Moana Movie Review


Samantha Brant

By Nellie Shih ’19, News Editor
“For centuries, the greatest sailors in the world masterfully navigated the vast Pacific, discovering the many islands of Oceania. But then, 3,000 years ago, their voyages stopped for a millennium – and no one knows exactly why.” (Disney Movies)
Disney’s newest animated film follows Moana, a 16-year-old islander, voiced by Auli’i Cravalho. Moana and her fellow villagers have lived on the same island for as long as she can remember, as they are all forbidden to go past the reef. Besides her name meaning “ocean,” Moana has had a connection with the ocean since she was young. Moana knows she is meant to go beyond the reef, but her father, the chief, is in the way. “Throughout the movie, she never gives up, no matter what’s thrown at her,” Moana screenwriter, Jared Bush, told BuzzFeed News. “There are times when Moana fails, and we wanted to see her fail because that’s what makes her human. We didn’t want her to be perfect, we wanted her to be real.” Moana is persistent, and pushes through difficult situations to answer the question: “’Why did the ocean choose me?” She is “in search of [her] true identity.”
The film also stars Dwayne Johnson as Maui: shapeshifter, demigod of the wind and sea, hero of men (and women). Disney wasn’t afraid to make someone as legendary as Maui human, either. Maui isn’t perfect: he doesn’t succeed all the time. Sometimes he gets frustrated or messes up, which allows the audience to relate to Moana and Maui, and to look up to their drive.
Cravalho and Johnson work well together; the characters share some playful banter, and can also pull at the audience’s heartstrings. Cravalho was the last actress the casting actress saw, and was only 14 and a freshman in high school when she was cast. She was born and raised on the Hawaiian Islands and says that “Moana is especially close to [er] heart because she’s Polynesian.” (Business Insider) Cravalho brings Moana to life with plenty of humor, heart, and energy, which proves she was meant for the role.

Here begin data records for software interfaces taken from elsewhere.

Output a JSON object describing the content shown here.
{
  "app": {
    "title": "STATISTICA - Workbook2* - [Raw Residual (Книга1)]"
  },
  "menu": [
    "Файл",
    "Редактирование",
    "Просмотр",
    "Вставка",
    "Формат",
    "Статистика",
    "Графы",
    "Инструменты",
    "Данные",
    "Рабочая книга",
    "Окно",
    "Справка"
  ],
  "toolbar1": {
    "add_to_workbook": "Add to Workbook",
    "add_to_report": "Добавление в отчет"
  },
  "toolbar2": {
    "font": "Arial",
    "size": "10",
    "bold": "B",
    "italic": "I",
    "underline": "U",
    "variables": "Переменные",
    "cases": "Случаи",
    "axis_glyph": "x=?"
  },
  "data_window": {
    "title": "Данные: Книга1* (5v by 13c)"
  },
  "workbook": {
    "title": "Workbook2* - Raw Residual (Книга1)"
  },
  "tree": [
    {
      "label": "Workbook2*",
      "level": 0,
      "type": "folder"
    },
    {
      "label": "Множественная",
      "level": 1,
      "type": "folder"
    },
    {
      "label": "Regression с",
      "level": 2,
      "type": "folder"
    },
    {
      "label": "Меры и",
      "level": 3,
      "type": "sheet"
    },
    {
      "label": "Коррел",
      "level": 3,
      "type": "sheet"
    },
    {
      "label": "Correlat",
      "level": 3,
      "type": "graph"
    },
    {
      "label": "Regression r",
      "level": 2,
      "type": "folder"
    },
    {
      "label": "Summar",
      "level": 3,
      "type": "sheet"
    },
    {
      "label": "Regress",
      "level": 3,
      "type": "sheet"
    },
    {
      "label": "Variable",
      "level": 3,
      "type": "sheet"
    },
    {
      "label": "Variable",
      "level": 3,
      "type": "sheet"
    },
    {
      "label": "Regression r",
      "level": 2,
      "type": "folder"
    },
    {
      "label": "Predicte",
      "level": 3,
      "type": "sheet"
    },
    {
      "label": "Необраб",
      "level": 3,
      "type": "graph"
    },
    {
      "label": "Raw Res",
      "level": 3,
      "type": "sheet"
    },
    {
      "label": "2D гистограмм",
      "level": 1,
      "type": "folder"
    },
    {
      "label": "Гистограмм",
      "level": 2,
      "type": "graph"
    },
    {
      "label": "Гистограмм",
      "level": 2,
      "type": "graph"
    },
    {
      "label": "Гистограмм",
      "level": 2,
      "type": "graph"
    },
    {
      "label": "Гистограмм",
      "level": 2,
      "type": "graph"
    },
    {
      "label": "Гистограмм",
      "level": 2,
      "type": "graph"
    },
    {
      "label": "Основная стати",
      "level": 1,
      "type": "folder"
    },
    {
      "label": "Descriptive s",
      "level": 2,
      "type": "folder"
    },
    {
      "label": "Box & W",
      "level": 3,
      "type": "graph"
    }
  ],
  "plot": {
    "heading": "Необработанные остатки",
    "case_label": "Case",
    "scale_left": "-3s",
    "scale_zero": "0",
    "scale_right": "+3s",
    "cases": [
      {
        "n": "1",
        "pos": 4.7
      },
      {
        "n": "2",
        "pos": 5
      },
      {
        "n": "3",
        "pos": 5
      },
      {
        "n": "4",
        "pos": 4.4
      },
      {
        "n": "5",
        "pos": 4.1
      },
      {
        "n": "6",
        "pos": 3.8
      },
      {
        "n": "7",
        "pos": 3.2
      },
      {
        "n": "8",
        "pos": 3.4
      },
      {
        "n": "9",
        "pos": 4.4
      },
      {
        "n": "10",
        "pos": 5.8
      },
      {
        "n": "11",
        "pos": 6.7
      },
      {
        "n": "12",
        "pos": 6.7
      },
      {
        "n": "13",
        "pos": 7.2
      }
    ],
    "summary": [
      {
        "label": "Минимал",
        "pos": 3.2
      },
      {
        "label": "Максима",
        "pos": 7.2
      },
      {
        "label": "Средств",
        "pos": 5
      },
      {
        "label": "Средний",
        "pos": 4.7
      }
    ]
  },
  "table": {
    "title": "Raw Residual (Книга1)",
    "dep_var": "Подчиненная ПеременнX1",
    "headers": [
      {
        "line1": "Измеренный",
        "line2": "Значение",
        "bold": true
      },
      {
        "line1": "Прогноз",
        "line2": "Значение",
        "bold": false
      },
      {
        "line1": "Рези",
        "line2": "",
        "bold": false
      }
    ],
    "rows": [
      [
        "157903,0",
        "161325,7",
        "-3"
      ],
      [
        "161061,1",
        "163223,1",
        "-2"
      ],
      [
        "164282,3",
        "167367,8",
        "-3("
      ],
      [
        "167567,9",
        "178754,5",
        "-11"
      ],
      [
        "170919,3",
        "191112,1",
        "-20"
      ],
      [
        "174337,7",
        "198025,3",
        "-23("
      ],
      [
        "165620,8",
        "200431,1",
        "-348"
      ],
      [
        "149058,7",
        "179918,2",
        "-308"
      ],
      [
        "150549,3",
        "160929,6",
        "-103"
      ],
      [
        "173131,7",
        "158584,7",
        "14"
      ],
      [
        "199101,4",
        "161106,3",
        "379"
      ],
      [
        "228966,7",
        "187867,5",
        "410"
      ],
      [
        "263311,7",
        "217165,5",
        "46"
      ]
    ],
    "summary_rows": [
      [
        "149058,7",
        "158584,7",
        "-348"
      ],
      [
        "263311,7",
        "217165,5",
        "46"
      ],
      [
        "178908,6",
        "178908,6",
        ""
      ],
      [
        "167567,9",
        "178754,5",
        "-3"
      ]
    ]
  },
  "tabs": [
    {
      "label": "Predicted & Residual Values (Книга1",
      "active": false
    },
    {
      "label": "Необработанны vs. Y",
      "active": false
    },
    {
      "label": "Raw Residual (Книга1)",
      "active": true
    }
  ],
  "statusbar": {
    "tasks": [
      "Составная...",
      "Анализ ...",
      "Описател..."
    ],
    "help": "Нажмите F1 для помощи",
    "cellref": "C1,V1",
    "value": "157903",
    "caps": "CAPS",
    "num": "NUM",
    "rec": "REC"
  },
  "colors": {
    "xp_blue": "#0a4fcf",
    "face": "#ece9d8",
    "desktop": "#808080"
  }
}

Disney’s 56th animated film is directed by Ron Clements and John Musker (The Great Mouse Detective, The Little Mermaid, Aladdin, Hercules, Treasure Planet, The Princess and the Frog.) The duo traveled twice to the southern region of Oceania to form the Oceanic Story Trust, a team of experts (anthropologists, academics, educators, linguists, navigators, and cultural advisers) that helped the film remain faithful to Polynesian culture (BuzzFeed). The animated costumes of all the characters as well as the landscape are all incredible and beautiful.
The music is composed by Lin-Manuel Miranda (In the Heights, Hamilton), Opetaia Foa’i, and Mark Mancina. (Brother Bear, The Haunted Mansion, Tarzan) Miranda “brings his litearary rhymes and hip-hop flair to a collaboration with…Foa’i, who, with his band Te Vaka, provides choral island music.” (New York Post) The soundtrack is phenomenal, and leaves songs stuck in the audience’s head that they will never get tired of. Aside from Cravalho’s “How Far I’ll Go,” and Johnson’s “You’re Welcome,” Jemaine Clement (Flight of the Conchords, Rio, Rio 2) channels his inner David Bowie to sing “Shiny” as a treasure-obsessed crab.
In addition to the fantastic voice acting and music, the animation is truly impressive. Moana is Clements and Musker’s first primarily computer-animated film— the only hand-drawn elements are Maui’s tattoos. The special effects team used a new system named “Splash” to animate the water. They “spent a lot of time envisioning how to create the ocean as a character; so that it didn’t just look like a serpent coming out of the water.” (BuzzFeed) The animation of the characters’ hair was equally impressive: it looked extremely realistic.
Overall, the film is heartwarming and funny, the music is extremely catchy (I write as I listen to the soundtrack for what must be the hundredth time), and I recommend the film to anyone of any age. Moana is “a type of hero that I don’t think we’ve seen on screen before,” said Bush. “[He] hope[s] that the next generation of young women right now can look at a character like Moana and be inspired by her – frankly, just as much as [he] wants little boys to be inspired by her.”